§ **Task objective**
The full listing below must be printed exactly, word for word.

§ **Recorded data**
Start of Block

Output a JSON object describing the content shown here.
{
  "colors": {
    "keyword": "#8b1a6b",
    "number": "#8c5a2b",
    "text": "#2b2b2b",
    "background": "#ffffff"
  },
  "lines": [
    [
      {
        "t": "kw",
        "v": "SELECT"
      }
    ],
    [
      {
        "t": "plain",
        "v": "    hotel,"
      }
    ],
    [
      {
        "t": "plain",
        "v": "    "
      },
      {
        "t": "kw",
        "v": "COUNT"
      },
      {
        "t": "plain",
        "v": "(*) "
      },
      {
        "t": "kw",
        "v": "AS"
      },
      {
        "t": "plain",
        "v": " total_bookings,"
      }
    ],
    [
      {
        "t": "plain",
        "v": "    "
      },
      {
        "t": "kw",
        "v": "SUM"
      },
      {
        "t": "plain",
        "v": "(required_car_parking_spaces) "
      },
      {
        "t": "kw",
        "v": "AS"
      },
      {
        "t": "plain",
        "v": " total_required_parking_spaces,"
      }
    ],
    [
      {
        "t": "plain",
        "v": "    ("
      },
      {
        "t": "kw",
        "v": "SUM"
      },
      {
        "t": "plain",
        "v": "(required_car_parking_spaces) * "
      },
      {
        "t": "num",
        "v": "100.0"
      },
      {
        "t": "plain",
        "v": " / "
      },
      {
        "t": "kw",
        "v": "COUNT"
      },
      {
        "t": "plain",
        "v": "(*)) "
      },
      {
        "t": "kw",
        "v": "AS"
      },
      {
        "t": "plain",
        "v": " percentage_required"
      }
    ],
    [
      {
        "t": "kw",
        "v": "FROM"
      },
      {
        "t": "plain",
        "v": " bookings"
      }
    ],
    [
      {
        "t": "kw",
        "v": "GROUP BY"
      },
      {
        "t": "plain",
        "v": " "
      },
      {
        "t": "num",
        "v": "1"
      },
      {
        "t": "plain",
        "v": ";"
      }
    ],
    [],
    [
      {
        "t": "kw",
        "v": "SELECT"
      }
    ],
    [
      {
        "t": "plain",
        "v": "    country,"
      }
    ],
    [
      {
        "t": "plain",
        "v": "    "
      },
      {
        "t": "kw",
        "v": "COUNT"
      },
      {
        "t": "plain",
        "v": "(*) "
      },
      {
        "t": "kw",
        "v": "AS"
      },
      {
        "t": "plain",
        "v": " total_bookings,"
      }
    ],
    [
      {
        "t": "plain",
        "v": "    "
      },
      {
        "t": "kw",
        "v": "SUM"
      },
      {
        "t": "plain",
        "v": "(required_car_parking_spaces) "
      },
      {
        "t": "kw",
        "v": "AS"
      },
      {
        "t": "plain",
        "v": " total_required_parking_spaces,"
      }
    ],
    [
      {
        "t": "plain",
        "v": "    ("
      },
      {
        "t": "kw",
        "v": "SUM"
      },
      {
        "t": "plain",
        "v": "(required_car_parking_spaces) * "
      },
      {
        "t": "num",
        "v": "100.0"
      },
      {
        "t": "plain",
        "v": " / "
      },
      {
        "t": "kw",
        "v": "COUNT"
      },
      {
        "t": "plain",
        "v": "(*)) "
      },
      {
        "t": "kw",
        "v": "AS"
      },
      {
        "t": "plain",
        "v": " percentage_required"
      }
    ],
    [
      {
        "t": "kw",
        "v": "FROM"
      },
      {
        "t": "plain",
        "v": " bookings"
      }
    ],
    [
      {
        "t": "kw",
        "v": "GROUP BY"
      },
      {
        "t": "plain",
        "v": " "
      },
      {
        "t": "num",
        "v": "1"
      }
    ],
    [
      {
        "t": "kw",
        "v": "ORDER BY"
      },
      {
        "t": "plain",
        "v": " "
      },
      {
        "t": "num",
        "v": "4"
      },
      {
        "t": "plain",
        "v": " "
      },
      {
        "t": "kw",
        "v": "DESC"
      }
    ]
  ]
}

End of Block

§ **Answer space**
Output a JSON object describing the content shown here.
{
  "colors": {
    "keyword": "#8b1a6b",
    "number": "#8c5a2b",
    "text": "#2b2b2b",
    "background": "#ffffff"
  },
  "lines": [
    [
      {
        "t": "kw",
        "v": "SELECT"
      }
    ],
    [
      {
        "t": "plain",
        "v": "    hotel,"
      }
    ],
    [
      {
        "t": "plain",
        "v": "    "
      },
      {
        "t": "kw",
        "v": "COUNT"
      },
      {
        "t": "plain",
        "v": "(*) "
      },
      {
        "t": "kw",
        "v": "AS"
      },
      {
        "t": "plain",
        "v": " total_bookings,"
      }
    ],
    [
      {
        "t": "plain",
        "v": "    "
      },
      {
        "t": "kw",
        "v": "SUM"
      },
      {
        "t": "plain",
        "v": "(required_car_parking_spaces) "
      },
      {
        "t": "kw",
        "v": "AS"
      },
      {
        "t": "plain",
        "v": " total_required_parking_spaces,"
      }
    ],
    [
      {
        "t": "plain",
        "v": "    ("
      },
      {
        "t": "kw",
        "v": "SUM"
      },
      {
        "t": "plain",
        "v": "(required_car_parking_spaces) * "
      },
      {
        "t": "num",
        "v": "100.0"
      },
      {
        "t": "plain",
        "v": " / "
      },
      {
        "t": "kw",
        "v": "COUNT"
      },
      {
        "t": "plain",
        "v": "(*)) "
      },
      {
        "t": "kw",
        "v": "AS"
      },
      {
        "t": "plain",
        "v": " percentage_required"
      }
    ],
    [
      {
        "t": "kw",
        "v": "FROM"
      },
      {
        "t": "plain",
        "v": " bookings"
      }
    ],
    [
      {
        "t": "kw",
        "v": "GROUP BY"
      },
      {
        "t": "plain",
        "v": " "
      },
      {
        "t": "num",
        "v": "1"
      },
      {
        "t": "plain",
        "v": ";"
      }
    ],
    [],
    [
      {
        "t": "kw",
        "v": "SELECT"
      }
    ],
    [
      {
        "t": "plain",
        "v": "    country,"
      }
    ],
    [
      {
        "t": "plain",
        "v": "    "
      },
      {
        "t": "kw",
        "v": "COUNT"
      },
      {
        "t": "plain",
        "v": "(*) "
      },
      {
        "t": "kw",
        "v": "AS"
      },
      {
        "t": "plain",
        "v": " total_bookings,"
      }
    ],
    [
      {
        "t": "plain",
        "v": "    "
      },
      {
        "t": "kw",
        "v": "SUM"
      },
      {
        "t": "plain",
        "v": "(required_car_parking_spaces) "
      },
      {
        "t": "kw",
        "v": "AS"
      },
      {
        "t": "plain",
        "v": " total_required_parking_spaces,"
      }
    ],
    [
      {
        "t": "plain",
        "v": "    ("
      },
      {
        "t": "kw",
        "v": "SUM"
      },
      {
        "t": "plain",
        "v": "(required_car_parking_spaces) * "
      },
      {
        "t": "num",
        "v": "100.0"
      },
      {
        "t": "plain",
        "v": " / "
      },
      {
        "t": "kw",
        "v": "COUNT"
      },
      {
        "t": "plain",
        "v": "(*)) "
      },
      {
        "t": "kw",
        "v": "AS"
      },
      {
        "t": "plain",
        "v": " percentage_required"
      }
    ],
    [
      {
        "t": "kw",
        "v": "FROM"
      },
      {
        "t": "plain",
        "v": " bookings"
      }
    ],
    [
      {
        "t": "kw",
        "v": "GROUP BY"
      },
      {
        "t": "plain",
        "v": " "
      },
      {
        "t": "num",
        "v": "1"
      }
    ],
    [
      {
        "t": "kw",
        "v": "ORDER BY"
      },
      {
        "t": "plain",
        "v": " "
      },
      {
        "t": "num",
        "v": "4"
      },
      {
        "t": "plain",
        "v": " "
      },
      {
        "t": "kw",
        "v": "DESC"
      }
    ]
  ]
}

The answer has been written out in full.